[Start of Attachment]

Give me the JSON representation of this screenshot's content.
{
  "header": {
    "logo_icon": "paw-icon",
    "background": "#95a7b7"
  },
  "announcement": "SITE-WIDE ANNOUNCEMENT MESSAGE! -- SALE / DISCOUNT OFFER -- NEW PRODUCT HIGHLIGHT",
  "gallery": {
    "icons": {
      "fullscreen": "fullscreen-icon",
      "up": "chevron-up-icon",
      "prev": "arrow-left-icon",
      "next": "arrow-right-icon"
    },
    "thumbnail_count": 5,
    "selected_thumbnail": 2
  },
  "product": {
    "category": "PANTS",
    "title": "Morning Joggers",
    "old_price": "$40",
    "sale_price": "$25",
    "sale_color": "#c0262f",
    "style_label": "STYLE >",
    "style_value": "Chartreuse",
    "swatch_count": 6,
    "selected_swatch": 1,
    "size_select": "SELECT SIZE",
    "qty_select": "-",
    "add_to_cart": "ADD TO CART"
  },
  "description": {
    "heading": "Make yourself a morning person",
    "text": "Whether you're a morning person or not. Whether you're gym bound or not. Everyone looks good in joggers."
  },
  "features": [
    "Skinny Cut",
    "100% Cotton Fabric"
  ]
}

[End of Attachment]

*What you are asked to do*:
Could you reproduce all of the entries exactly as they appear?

*Finished task*:
Give me the JSON representation of this screenshot's content.
{
  "header": {
    "logo_icon": "paw-icon",
    "background": "#95a7b7"
  },
  "announcement": "SITE-WIDE ANNOUNCEMENT MESSAGE! -- SALE / DISCOUNT OFFER -- NEW PRODUCT HIGHLIGHT",
  "gallery": {
    "icons": {
      "fullscreen": "fullscreen-icon",
      "up": "chevron-up-icon",
      "prev": "arrow-left-icon",
      "next": "arrow-right-icon"
    },
    "thumbnail_count": 5,
    "selected_thumbnail": 2
  },
  "product": {
    "category": "PANTS",
    "title": "Morning Joggers",
    "old_price": "$40",
    "sale_price": "$25",
    "sale_color": "#c0262f",
    "style_label": "STYLE >",
    "style_value": "Chartreuse",
    "swatch_count": 6,
    "selected_swatch": 1,
    "size_select": "SELECT SIZE",
    "qty_select": "-",
    "add_to_cart": "ADD TO CART"
  },
  "description": {
    "heading": "Make yourself a morning person",
    "text": "Whether you're a morning person or not. Whether you're gym bound or not. Everyone looks good in joggers."
  },
  "features": [
    "Skinny Cut",
    "100% Cotton Fabric"
  ]
}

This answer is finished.